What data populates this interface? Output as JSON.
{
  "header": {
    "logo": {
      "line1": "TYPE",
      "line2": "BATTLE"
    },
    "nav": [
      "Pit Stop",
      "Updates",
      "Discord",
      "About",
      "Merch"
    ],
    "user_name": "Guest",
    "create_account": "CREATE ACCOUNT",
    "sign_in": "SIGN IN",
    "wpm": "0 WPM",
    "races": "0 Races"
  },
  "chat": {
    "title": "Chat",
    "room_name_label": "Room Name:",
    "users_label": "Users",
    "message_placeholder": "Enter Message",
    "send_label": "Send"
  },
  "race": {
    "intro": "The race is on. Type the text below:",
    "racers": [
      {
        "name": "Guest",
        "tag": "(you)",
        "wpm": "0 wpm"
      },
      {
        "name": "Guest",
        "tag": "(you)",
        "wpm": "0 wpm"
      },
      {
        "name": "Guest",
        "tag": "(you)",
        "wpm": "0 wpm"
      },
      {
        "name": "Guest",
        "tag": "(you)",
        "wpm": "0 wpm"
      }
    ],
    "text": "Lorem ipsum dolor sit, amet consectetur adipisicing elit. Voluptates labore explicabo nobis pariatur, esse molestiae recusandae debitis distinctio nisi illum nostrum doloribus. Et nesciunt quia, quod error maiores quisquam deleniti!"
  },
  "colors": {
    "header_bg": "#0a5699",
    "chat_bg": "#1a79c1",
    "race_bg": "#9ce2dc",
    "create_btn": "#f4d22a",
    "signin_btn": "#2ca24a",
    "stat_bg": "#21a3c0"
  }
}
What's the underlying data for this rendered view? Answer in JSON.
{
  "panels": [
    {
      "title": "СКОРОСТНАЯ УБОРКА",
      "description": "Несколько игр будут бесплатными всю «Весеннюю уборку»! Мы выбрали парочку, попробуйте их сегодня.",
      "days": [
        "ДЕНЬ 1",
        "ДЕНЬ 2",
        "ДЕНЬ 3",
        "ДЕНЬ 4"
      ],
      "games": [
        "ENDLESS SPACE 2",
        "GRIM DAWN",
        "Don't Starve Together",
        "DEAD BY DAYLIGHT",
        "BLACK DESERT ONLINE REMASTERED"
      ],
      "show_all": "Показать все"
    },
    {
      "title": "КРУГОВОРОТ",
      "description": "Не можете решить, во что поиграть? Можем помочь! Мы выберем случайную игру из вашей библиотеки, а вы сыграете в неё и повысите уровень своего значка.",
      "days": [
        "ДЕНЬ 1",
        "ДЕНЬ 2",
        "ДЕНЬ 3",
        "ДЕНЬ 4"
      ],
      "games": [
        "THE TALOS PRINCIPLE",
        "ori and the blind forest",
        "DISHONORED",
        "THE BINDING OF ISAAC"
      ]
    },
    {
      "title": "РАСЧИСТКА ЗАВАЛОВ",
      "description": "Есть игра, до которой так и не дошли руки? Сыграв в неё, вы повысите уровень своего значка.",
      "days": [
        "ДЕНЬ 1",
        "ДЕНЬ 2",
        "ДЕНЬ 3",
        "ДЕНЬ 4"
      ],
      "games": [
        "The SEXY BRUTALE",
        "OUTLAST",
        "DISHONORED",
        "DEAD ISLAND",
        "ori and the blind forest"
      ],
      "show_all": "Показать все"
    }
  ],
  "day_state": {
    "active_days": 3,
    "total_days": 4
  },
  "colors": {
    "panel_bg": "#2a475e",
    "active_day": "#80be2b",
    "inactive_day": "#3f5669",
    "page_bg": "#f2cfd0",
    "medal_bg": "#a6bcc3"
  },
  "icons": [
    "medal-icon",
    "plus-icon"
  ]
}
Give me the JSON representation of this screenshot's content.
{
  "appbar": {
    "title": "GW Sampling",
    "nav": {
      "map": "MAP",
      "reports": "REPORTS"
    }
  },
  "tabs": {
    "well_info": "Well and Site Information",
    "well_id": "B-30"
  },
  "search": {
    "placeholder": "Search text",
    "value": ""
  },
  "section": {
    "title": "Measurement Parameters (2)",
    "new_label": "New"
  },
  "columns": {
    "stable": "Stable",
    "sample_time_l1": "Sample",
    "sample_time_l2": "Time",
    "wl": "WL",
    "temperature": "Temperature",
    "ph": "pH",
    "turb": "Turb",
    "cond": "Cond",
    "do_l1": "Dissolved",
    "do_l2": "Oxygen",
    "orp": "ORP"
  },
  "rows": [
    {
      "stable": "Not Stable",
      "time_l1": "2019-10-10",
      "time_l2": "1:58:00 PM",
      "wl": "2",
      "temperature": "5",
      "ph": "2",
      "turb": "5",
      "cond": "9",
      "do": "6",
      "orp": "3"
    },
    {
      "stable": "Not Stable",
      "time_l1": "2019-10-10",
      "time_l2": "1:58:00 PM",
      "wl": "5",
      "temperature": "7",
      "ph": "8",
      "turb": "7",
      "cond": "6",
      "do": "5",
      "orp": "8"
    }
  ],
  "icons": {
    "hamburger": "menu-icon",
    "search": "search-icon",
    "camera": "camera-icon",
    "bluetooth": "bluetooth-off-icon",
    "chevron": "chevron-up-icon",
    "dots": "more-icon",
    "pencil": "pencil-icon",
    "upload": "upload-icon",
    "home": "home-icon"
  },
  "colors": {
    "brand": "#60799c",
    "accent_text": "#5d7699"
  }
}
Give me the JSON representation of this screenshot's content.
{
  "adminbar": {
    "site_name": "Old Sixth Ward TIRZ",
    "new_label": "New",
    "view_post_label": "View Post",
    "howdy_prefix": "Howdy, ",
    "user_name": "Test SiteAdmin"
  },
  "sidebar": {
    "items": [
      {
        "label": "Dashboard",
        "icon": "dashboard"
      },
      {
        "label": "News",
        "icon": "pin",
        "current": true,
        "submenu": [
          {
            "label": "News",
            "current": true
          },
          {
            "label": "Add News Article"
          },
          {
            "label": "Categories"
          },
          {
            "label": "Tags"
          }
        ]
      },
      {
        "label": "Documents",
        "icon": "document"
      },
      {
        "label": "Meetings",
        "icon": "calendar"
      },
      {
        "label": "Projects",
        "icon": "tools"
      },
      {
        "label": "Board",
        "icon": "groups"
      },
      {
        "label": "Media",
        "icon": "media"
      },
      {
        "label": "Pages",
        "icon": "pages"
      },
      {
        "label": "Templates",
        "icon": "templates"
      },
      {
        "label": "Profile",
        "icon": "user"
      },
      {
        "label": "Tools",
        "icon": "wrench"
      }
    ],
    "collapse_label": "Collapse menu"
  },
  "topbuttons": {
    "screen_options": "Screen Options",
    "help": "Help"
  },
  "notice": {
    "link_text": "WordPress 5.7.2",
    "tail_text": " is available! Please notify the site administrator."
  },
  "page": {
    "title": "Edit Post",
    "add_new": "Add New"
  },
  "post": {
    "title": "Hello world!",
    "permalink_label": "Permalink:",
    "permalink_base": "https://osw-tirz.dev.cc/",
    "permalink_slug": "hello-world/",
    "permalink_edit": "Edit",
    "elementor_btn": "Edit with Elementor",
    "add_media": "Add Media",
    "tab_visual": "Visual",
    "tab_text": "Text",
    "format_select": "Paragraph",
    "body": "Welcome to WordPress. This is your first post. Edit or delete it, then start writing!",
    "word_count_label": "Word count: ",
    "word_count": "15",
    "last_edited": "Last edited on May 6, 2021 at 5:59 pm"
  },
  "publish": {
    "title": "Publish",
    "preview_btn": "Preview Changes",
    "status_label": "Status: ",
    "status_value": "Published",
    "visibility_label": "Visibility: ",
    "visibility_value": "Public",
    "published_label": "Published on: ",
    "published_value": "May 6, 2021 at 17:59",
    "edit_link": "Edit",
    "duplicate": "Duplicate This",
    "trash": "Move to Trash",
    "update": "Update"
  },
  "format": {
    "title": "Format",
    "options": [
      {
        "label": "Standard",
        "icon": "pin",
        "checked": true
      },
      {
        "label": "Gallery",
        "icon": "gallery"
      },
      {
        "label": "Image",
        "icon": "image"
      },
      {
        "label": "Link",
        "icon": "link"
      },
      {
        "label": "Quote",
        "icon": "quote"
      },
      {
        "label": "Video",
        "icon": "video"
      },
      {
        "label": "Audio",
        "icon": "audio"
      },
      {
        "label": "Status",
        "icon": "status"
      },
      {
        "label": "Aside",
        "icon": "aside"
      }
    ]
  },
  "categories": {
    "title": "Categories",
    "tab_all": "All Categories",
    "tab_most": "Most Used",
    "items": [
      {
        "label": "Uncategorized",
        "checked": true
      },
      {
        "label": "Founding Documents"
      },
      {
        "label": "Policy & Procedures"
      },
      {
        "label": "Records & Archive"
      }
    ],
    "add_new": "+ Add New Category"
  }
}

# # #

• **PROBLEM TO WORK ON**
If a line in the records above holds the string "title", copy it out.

• **PROBLEM SOLUTION**
    "title": "Chat",
      "title": "СКОРОСТНАЯ УБОРКА",
      "title": "КРУГОВОРОТ",
      "title": "РАСЧИСТКА ЗАВАЛОВ",
    "title": "GW Sampling",
    "title": "Measurement Parameters (2)",
    "title": "Edit Post",
    "title": "Hello world!",
    "title": "Publish",
    "title": "Format",
    "title": "Categories",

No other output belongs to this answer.